If Richard Mourdock loses his campaign to be Indiana’s next U.S. senator, a lot of people will blame it on the wrong reason.
Many of them, particularly social conservatives, will say that Mourdock is just another victim of the intolerance journalists and other members of the intelligentsia have for people of faith. Because Mourdock dared to talk about his faith in a public forum such as a debate, he got punished for it.
Once again, the religious right will argue, liberals persecuted someone for being an evangelical.
There’s some truth to that — liberals can be intolerant of religious expression — but it’s far from the whole story.
If Mourdock ends up getting beat by Democrat Joe Donnelly, it won’t be just because he dared to talk about God at a debate. Donnelly, after all, did the same thing.
If Mourdock loses this race he should have won, it will be because he has spent the better part of two years determinedly demonstrating that he doesn’t belong in a deliberative body.
Less than 48 hours after Mourdock created a national firestorm by seeming to say in the last Indiana U.S. Senate debate that women shouldn’t have the right to terminate a pregnancy brought on by a rape because God intended for the woman to get pregnant that way, I did my weekly radio show.
Former Indiana House Speaker Paul Mannweiler, like Mourdock, a Republican, was a guest.
A listener called in to ask why politicians at times seemed to soft-pedal their own views in campaigns.
I tossed the question to
His answer was a thoughtful one.
He said that politicians have to figure out ways to get to 51 percent support if they want to get elected and if they want to get anything done. That meant working with people who weren’t in complete agreement with them. It also often meant creating coalitions by seeking out areas of agreement or shared interest rather than emphasizing areas of difference.
Anyone who didn’t understand that that was part of the deal, Mannweiler implied, shouldn’t run for a legislative office.
He wasn’t talking about Mourdock at the time, but I couldn’t help thinking about the current GOP Senate candidate while Mannweiler spoke.
The flap that Mourdock created at the debate was but the latest in a string of similarly off-putting statements.
Earlier this year, he said on a national news program that one of the things he liked best about politics was the opportunity it afforded him to “inflict” his opinion on people who might not agree with him. Mourdock not only did not disavow that statement, he reaffirmed it at the same debate in which he decided to blame God for pregnancies caused by rapes.
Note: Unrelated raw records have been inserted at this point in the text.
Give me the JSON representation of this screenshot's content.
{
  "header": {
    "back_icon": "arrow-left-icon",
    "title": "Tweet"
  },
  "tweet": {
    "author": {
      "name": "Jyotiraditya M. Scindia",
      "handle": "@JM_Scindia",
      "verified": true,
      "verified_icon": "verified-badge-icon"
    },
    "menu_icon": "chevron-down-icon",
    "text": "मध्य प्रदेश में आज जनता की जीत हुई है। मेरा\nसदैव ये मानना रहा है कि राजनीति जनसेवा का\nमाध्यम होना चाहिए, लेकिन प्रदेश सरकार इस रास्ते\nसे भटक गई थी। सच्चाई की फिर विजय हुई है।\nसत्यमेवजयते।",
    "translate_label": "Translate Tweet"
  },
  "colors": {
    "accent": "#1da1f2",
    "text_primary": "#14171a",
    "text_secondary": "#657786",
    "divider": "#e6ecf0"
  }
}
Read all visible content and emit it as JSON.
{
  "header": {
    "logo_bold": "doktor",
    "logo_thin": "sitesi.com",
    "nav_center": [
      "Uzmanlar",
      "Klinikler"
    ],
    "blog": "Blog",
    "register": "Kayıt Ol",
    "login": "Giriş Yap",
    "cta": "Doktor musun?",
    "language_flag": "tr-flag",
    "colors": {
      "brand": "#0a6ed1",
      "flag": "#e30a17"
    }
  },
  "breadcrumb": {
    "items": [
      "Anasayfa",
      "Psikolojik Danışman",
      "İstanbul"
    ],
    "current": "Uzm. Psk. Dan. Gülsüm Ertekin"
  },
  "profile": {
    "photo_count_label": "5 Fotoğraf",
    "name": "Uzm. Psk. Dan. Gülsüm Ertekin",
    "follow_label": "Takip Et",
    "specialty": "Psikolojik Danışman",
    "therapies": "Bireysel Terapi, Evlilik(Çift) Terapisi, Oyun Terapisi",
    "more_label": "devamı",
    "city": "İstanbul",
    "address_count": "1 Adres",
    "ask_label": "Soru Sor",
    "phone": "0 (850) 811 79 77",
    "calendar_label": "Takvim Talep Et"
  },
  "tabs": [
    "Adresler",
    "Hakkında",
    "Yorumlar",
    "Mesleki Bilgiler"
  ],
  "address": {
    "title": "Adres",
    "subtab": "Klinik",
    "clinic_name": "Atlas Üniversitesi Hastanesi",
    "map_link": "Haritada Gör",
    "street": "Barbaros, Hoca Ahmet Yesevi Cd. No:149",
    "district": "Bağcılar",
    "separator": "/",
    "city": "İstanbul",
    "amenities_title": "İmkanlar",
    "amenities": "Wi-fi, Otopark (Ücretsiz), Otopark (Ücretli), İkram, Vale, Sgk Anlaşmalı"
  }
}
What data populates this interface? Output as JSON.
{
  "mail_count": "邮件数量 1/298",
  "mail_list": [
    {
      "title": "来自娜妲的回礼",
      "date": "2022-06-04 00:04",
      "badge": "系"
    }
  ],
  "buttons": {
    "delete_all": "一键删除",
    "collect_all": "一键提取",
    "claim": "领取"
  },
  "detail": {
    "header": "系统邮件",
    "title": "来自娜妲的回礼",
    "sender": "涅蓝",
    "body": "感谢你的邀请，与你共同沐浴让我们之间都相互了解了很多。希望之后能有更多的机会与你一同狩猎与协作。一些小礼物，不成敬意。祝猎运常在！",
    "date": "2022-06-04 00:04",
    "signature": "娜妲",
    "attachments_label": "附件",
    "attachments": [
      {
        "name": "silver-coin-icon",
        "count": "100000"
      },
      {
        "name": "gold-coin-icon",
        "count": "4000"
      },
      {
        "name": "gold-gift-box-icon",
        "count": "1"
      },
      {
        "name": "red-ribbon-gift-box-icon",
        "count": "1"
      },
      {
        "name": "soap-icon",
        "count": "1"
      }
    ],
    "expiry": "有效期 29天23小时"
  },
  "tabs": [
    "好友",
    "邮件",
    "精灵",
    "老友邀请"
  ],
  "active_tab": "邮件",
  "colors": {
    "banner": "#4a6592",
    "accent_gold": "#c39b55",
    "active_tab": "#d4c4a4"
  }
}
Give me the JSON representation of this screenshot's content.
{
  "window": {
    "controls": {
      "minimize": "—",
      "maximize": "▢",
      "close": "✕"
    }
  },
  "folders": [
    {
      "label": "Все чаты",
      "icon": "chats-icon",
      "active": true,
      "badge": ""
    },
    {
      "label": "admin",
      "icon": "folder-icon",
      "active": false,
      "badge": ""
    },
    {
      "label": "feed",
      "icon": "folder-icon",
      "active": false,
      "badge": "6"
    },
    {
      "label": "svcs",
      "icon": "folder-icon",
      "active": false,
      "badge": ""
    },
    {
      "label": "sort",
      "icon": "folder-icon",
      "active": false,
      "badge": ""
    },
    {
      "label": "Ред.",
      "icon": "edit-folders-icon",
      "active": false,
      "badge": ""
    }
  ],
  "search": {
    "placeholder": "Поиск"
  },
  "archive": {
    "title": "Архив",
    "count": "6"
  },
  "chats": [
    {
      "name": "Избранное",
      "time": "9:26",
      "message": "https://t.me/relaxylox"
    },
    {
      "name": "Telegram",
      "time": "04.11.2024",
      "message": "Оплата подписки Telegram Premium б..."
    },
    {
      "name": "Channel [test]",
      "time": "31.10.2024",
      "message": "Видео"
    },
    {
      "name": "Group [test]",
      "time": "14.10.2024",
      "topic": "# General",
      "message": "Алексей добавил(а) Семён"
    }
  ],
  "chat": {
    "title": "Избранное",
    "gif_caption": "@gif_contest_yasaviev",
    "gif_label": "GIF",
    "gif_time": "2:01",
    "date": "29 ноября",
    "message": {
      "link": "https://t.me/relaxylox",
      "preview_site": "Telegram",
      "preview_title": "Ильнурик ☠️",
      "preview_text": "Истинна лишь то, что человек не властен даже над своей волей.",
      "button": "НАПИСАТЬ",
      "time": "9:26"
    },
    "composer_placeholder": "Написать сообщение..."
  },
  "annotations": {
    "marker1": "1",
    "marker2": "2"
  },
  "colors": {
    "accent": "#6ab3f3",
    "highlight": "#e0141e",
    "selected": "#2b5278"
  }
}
There also was the time that Mourdock said that his definition of bipartisanship was having Democrats become more like Republicans. That’s not the way to find common ground.
Statements like that make it clear that the issue with Mourdock isn’t his faith.
Hoosiers, after all, never have been reluctant to send religious conservatives to the Senate. Dan Quayle and Dan Coats certainly never concealed their religious convictions when they ran or when they served.
Nor did the man Mourdock beat in the primary, Sen. Richard Lugar, R-Ind., who first earned public attention as a Shortridge High School student by saying his prayers out loud at Indiana Boys State, where he got teased about it by the other boys.
Lugar, though, could bring those boys around to work toward a common goal. Many of them came to support him even though they disagreed with his politics. Quayle could form partnerships with Ted Kennedy to pass key pieces of legislation.
That’s the piece of the process that Mourdock just doesn’t seem to get.
He seems to think of running for the Senate not as an opportunity to serve the greater good but simply as a chance to espouse his personal views. As he says, he likes inflicting those views on other people.
If Mourdock does lose this race, it won’t be because he talked about God.
No, it will be because he told voters that he doesn’t want to be the senator for all Hoosiers, just those who agree with him.
If he loses, it will because Mourdock made this race all about him, not about the state.
Not about us.
John Krull is director of Franklin College’s Pulliam School of Journalism, host of “No Limits” WFYI 90.1 FM Indianapolis and executive editor of TheStatehouseFile.com, a news website powered by Franklin College journalism students.
Think your friends should see this? Share it with them!
All content copyright ©2013 The Republic, a division of Home News Enterprises unless otherwise noted.